Today was my first time back at service after a 3-week’s absence and how wonderful it
felt to be back worshipping and praying in our community!
As it is Remembrance Sunday, we spent some time reflecting on the sacrifice made by
so many so often to assure our freedom. This freedom from war and totalitarianism
that we enjoy in Canada was continued and expanded upon in Andrew’s sermon.
The text comes from our continuing study of the Gospel of Saint Mark – today was
chapter 5, 1-20 – the story of the Madman and Jesus’ healing.

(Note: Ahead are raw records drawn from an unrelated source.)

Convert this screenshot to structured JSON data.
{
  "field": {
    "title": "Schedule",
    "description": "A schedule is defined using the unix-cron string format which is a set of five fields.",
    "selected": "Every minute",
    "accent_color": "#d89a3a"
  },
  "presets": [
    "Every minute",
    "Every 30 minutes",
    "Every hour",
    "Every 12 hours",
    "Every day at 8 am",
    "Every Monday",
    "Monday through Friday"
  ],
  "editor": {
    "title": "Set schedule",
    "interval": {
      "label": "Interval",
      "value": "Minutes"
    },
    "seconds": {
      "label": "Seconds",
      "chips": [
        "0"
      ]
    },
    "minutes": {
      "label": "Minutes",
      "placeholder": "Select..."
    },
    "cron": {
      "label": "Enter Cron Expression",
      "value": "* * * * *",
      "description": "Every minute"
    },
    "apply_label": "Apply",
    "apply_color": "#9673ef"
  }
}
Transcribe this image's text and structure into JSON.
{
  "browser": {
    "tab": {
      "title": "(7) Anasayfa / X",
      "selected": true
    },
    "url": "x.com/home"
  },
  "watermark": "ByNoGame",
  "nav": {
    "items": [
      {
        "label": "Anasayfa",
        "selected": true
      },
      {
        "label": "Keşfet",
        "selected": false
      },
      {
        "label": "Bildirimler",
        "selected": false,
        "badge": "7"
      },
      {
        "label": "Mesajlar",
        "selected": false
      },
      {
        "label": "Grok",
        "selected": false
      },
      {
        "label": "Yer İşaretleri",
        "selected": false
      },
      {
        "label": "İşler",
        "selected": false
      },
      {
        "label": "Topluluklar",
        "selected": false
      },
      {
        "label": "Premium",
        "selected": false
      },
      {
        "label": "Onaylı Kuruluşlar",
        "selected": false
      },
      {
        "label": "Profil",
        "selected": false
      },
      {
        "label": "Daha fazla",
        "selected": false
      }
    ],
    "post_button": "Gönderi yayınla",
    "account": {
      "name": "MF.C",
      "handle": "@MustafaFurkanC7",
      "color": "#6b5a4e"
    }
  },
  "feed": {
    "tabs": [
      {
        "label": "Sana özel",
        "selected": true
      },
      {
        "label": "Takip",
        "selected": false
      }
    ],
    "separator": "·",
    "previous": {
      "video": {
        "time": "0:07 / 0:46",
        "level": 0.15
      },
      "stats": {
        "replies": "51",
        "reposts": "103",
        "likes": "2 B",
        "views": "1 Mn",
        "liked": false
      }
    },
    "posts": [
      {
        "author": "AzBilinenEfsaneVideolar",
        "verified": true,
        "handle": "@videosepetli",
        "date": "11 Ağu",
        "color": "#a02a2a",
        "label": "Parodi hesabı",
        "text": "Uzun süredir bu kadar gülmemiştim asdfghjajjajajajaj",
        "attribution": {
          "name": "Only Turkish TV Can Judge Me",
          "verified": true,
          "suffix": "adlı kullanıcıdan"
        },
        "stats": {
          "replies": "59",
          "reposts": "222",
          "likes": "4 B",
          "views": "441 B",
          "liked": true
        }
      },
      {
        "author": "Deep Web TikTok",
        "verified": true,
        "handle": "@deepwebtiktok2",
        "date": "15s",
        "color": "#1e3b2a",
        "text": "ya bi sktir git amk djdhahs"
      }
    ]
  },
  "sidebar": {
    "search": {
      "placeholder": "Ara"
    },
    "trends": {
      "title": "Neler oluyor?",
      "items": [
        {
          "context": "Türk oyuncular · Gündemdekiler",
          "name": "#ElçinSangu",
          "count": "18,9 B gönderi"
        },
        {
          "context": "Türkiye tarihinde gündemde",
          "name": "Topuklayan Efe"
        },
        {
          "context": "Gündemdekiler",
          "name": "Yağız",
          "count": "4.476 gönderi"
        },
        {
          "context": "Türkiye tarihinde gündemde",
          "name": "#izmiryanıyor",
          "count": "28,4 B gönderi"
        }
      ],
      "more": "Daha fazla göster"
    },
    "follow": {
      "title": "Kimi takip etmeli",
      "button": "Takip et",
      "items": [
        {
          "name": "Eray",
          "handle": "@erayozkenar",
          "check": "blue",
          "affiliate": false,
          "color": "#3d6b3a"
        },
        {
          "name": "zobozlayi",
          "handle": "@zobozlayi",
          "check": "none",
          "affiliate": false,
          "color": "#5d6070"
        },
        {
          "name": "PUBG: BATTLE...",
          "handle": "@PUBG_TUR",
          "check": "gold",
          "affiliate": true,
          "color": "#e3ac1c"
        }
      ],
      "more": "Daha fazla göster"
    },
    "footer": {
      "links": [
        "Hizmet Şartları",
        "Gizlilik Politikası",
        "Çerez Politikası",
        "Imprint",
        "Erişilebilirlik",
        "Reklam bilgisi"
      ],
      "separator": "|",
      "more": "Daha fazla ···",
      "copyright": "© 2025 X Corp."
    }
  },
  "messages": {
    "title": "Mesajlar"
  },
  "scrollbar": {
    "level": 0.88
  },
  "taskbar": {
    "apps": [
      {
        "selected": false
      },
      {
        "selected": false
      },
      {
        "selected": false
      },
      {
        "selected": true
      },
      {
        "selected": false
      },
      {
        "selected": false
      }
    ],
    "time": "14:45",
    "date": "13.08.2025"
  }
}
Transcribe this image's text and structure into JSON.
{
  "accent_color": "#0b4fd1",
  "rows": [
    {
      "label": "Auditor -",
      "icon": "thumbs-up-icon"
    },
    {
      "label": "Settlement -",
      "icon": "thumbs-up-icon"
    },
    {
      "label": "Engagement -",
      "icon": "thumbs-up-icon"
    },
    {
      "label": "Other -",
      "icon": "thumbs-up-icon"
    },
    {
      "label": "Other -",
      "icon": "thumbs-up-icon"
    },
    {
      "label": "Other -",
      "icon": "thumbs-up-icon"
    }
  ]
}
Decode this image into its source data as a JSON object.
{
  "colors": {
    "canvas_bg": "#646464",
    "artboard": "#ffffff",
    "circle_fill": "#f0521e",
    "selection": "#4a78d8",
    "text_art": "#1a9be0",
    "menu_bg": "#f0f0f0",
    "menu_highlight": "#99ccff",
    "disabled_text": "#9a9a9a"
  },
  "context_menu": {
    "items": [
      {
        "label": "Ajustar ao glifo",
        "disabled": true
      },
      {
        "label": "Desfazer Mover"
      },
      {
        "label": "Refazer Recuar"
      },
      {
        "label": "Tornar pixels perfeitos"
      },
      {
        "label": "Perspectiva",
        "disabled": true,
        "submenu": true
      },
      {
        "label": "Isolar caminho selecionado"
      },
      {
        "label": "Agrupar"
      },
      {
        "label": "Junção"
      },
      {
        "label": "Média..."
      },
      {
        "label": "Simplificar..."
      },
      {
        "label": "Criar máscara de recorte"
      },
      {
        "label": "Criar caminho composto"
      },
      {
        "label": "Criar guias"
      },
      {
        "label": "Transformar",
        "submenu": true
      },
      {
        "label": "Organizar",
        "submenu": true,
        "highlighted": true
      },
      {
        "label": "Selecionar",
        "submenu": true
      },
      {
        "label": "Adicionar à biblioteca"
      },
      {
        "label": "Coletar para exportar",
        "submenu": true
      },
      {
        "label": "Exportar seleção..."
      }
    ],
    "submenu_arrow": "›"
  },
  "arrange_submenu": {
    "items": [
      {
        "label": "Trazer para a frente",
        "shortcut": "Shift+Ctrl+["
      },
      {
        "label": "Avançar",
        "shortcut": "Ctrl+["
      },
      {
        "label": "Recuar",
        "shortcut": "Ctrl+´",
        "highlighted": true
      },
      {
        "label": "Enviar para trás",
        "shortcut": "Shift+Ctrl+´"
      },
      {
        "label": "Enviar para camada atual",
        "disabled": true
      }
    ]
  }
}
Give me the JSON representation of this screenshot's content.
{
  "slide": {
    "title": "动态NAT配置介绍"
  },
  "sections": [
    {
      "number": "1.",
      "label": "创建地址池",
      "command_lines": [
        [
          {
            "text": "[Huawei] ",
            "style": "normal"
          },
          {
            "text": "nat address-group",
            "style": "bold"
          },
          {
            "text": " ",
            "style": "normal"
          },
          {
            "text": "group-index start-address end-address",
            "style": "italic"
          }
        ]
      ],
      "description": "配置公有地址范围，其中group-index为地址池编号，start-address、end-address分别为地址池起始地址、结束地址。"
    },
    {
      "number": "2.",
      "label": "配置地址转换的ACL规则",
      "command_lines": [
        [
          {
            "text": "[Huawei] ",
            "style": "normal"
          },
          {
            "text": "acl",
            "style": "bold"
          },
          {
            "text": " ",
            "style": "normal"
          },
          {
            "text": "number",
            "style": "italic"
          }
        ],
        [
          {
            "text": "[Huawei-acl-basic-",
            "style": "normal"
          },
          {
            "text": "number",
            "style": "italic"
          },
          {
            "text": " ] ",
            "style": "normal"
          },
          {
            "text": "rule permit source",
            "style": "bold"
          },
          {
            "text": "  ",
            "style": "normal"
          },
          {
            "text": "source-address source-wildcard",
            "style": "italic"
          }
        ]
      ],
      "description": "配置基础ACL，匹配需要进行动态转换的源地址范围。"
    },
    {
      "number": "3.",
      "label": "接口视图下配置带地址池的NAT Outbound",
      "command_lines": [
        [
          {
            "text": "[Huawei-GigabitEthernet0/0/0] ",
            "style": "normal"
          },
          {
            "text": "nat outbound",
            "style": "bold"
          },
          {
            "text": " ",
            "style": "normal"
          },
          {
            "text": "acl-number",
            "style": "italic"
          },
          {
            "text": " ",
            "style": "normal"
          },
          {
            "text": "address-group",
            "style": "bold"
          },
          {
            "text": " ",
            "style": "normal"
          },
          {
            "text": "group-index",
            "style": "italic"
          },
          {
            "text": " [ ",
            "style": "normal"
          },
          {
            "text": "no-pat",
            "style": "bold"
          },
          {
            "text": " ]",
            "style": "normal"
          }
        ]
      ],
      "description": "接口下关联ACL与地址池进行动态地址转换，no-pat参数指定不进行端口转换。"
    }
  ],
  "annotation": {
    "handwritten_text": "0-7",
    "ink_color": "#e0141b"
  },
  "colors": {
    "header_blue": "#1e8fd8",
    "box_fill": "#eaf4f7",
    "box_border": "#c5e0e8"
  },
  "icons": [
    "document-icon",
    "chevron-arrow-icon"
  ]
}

In our translation
the demon announces: “My name is Legion,” and in mine (The Message), it’s
rendered “My name is Mob. I’m a rioting mob.” This illustrates one of the reasons
that I really like The Message translation – it sounds much more immediate to my
As Andrew pointed out, this story is really all about Jesus and His power to heal, but
the other characters in the story are instructive as the reader (or at least this reader)
relates to them more easily.
I am not admitting here to multiple personality disorder, but there have been times
when I have felt like there is a rioting mob within – conflicting values, pressures,
priorities, etc. The resolution to these feelings is, of course, prayer and faith in
the healing power of Christ in our lives. Perhaps not as directly as the Madman
experienced, but the power of the everlasting means exactly this.
The other characters in the story are the farmers tending the pigs. When the demons
inhabit the pigs, freeing the Madman, they die, thus depriving the farmers of their
livelihood, or at least a part thereof. They react, to my mind, logically – they are angry
with Jesus and demand that He leave. They are afraid – of loss, of a terribly strange
occurrence, and perhaps most keenly, of having to adjust to the healed person “no
longer a walking madhouse of a man.”
The challenge that this story leaves with the reader is two-fold – how do we, after
having experienced the healing power of Christ, go forward; and how do others, in
the wake of changed circumstances, adjust. The answer in Mark is that the madman
preached and became “the talk of the town.” Mark does not provide an answer to
how the community reacted, but perhaps the answer is in Andrew’s exhortation to
generosity in all ways that we can.
It was a great day for me to return to service and I hope to work through the response
demanded by this story in the coming week.